The Centers for Disease Control and Prevention define hepatitis A as a liver infection caused by the hepatitis A virus and is highly contagious. Hepatitis A does not result in chronic infection. It is transmitted through person-to-person contact or consumption of contaminated food or water.
The Hawaii Department of Health has listed places of interest where food service employees have been diagnosed with hepatitis A. Persons who have consumed food or drink products from those businesses during the identified dates of service should contact their healthcare provider for advice.
There is a long incubation period of the disease with symptoms appearing anywhere from two to six weeks after exposure. Such symptoms may include:
• Loss of appetite
• Abdominal pain
• Dark urine
• Clay-colored bowel movements
• Joint pain
• Jaundice (a yellowing of the skin or eyes)
Symptoms usually last less than two months, although some people can be ill for as long as six months. A person can transmit the virus to others up to two weeks before symptoms appear.
Fortunately, hepatitis A can be prevented. The best way is through vaccination with the hepatitis A vaccine – recommended for all children, travelers to certain countries and people at high risk for infection. Another effective method of prevention is frequent hand washing with soap and warm water after using the restroom, changing a diaper or before preparing food.

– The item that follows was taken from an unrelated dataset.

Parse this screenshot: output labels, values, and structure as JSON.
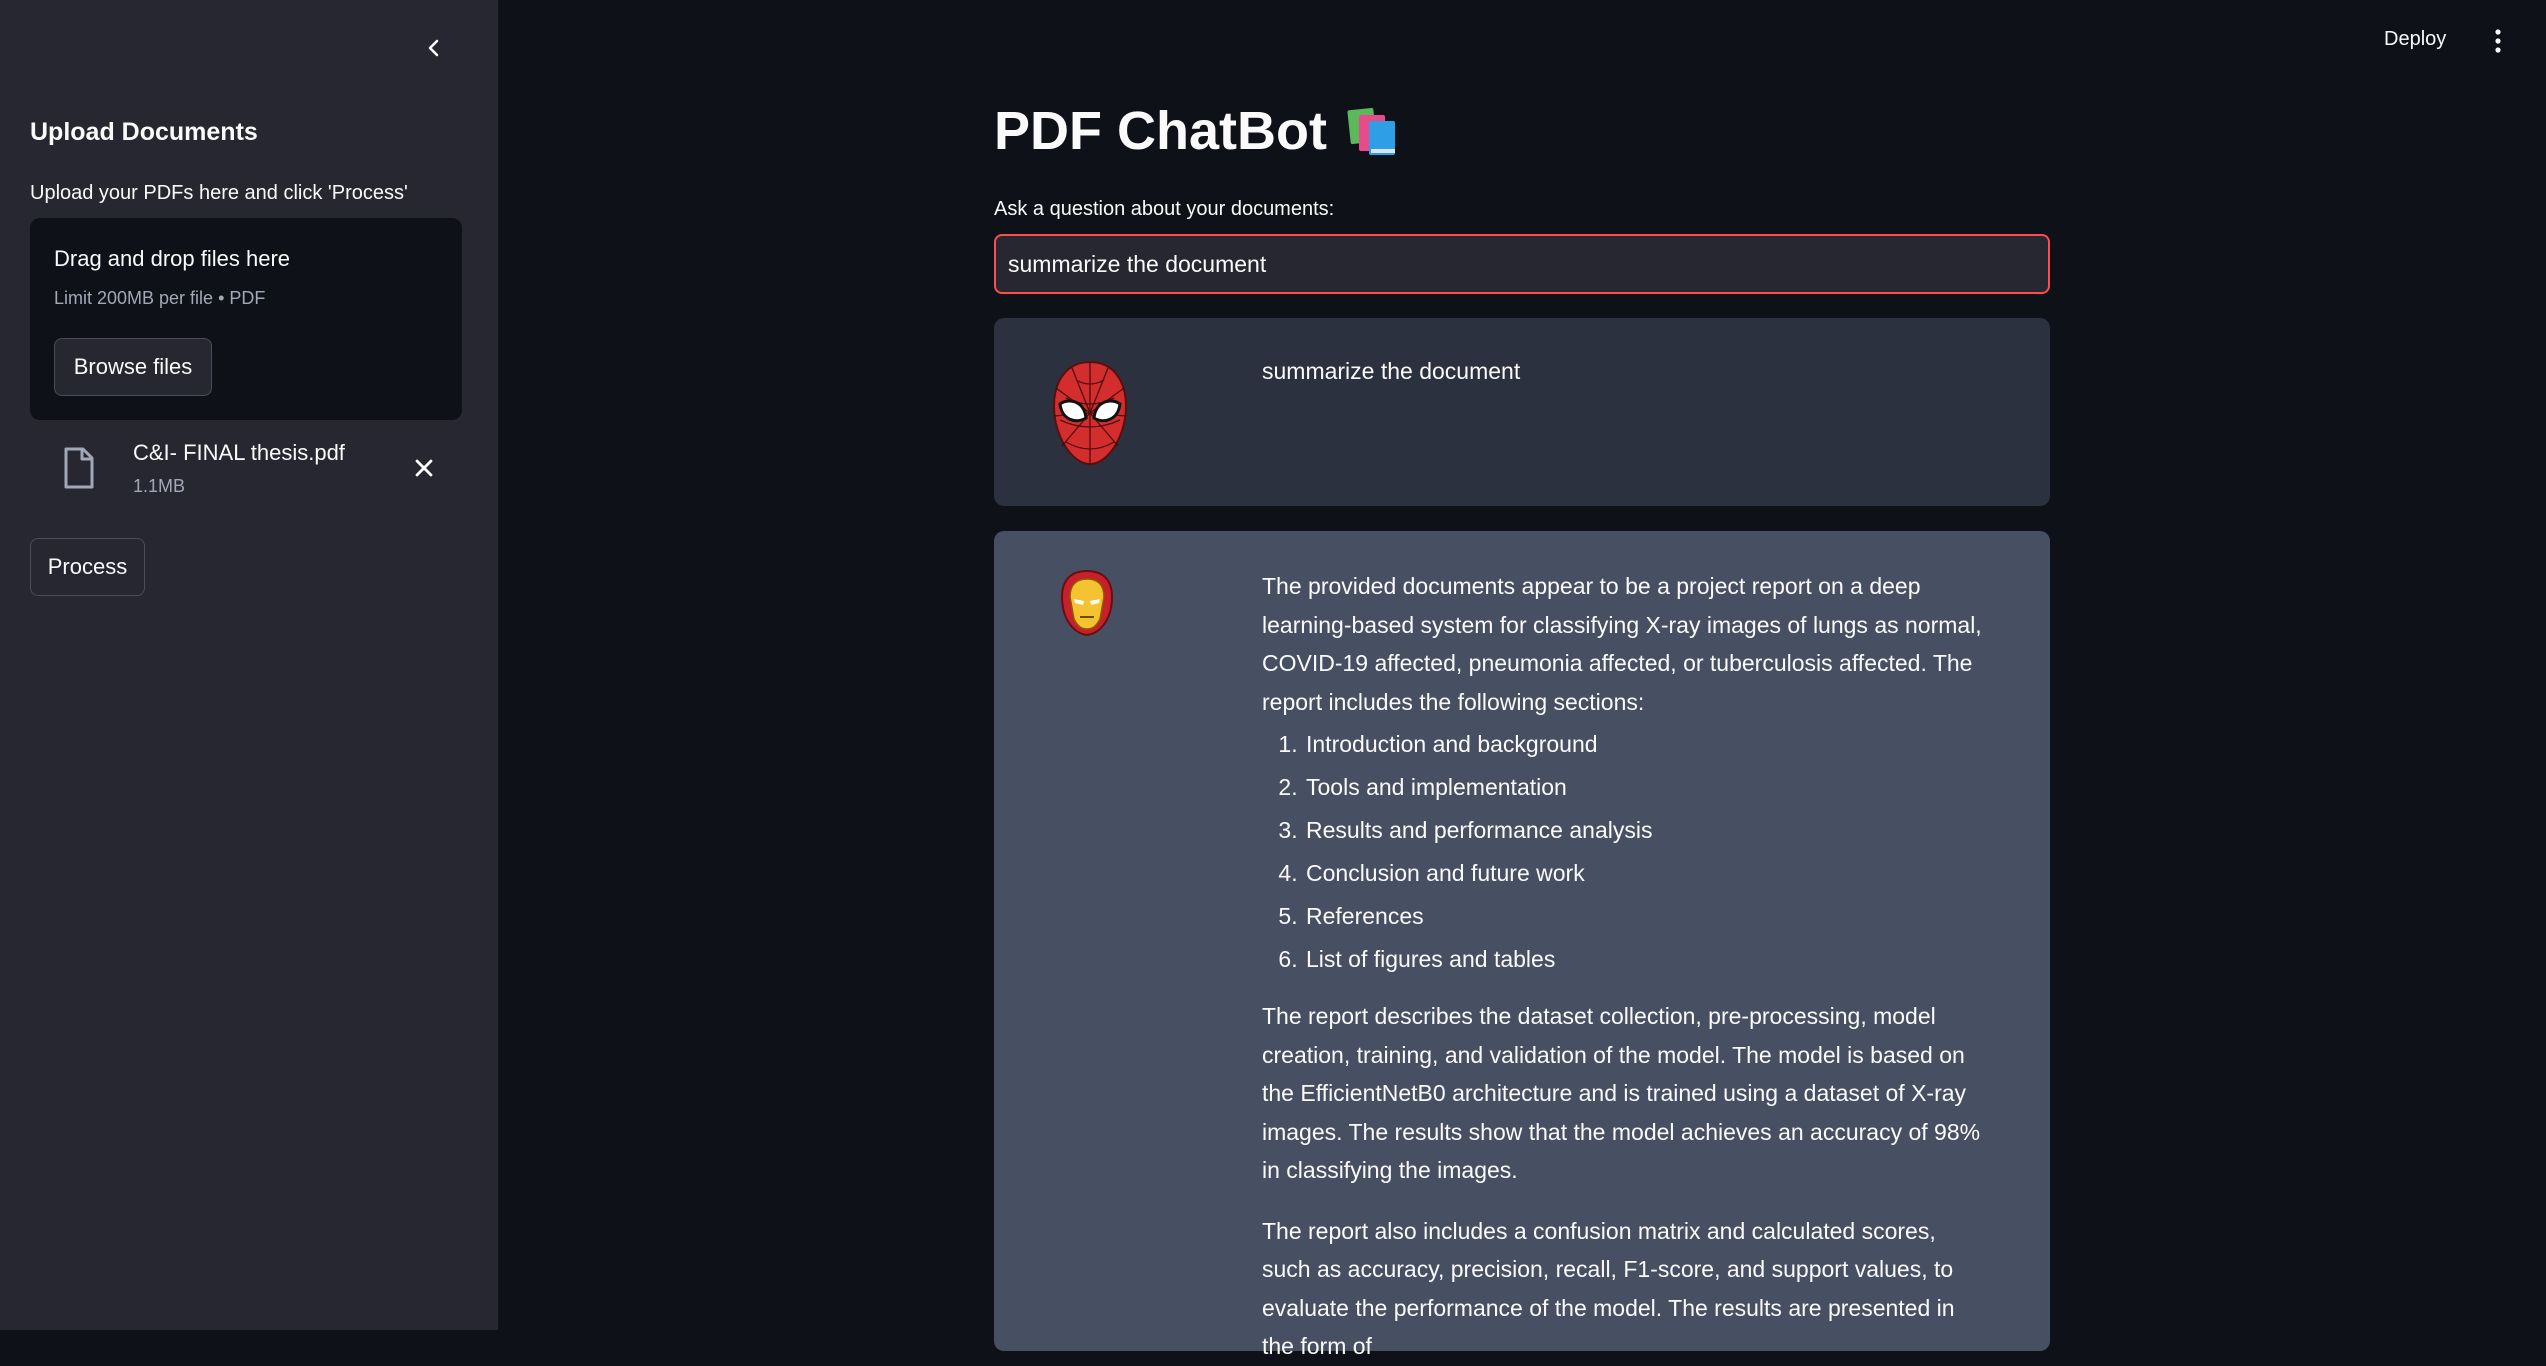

If you have been exposed to the virus and/or are experiencing possible symptoms, contact your healthcare provider to discuss treatment.
Other informational links:
Hawaii Department of Health, Hepatitis A: Frequently Asked Questions
Adult Vaccination Finder (statewide)